Voice-controlled mobile phone as Tipping Point of the Internet mountain view/Berlin the voice control of the iPhone with Google Mobile app\”is Web 2.0 pioneer Tim O’Reilly as Tipping Point\”: the term referred to that moment in which something unique is the normal condition and a qualitative point marked. John B. Watson has much to offer in this field. It is time, as first-class equipment to see phones to access the Internet, and to dedicate not only as a possibility, content and applications, which were originally conceived with a keyboard and a screen read\”O’Reilly in his blog writes radar.oreilly.com. With the voice control function will paved a new way for computer services. Apple wowed us with the iPhone’s touch screen, but the inclusion of the accelerometer was almost as important; and now Google has shown us how this can be used as a main component of a user application. Other leaders such as Tony Parker offer similar insights. Put the phone to your ear and the application begins to overhear; through a rather natural gesture as triggered by an artificial tap or click. \”Yes, the accelerometer was already in games such as tilt or the iPint used, but Google has driven the whole further integrating the phone main sensor: the microphone\”, so O’Reilly. In his view, the future of mobile phones lies here: a user interface to develop that throws all previous generations overboard.
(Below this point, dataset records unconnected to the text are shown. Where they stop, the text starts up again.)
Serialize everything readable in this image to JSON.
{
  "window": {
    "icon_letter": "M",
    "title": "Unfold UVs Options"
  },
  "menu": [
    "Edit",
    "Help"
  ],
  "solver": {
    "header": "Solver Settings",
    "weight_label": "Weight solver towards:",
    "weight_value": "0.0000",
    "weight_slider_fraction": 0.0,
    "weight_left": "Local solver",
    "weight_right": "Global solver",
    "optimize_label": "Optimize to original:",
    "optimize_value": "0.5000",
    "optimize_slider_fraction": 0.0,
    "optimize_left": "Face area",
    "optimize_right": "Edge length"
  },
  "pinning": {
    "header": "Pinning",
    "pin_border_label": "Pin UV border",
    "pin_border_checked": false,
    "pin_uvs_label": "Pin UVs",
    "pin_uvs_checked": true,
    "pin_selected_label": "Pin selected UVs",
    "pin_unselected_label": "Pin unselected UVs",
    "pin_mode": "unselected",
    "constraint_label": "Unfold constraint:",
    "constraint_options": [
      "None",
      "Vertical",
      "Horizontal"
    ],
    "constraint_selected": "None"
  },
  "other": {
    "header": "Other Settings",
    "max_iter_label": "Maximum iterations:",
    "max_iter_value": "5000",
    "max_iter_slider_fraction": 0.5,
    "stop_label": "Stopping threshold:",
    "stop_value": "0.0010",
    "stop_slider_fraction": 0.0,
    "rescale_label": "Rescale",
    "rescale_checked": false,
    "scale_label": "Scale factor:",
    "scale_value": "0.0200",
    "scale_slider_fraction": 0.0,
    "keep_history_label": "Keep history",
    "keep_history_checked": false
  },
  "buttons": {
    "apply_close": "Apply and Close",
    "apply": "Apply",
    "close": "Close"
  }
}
Point and click was a breakthrough for computers, but a dead end for the design of user interfaces. Meanwhile, the iPhone and similar Smartphones have a wide range of sensors: microphone, camera, touchscreen, accelerometer, and site location. New applications and combinations will lead to more surprises. Future devices will have an ever greater number of senses to make sure what we want. Could a phone detect the movement, are we, if we hold up a camera in front of us, so that we can set the settings? Could we with the Talk phone to change camera settings? Could a phone automatically detect the movement of cars and switch to language choice? \”And then there are of course all other interactions with other devices that are possible, if we regard the telephone as part of tax similar to the Wii console from Nintendo,\” O’Reilly explained.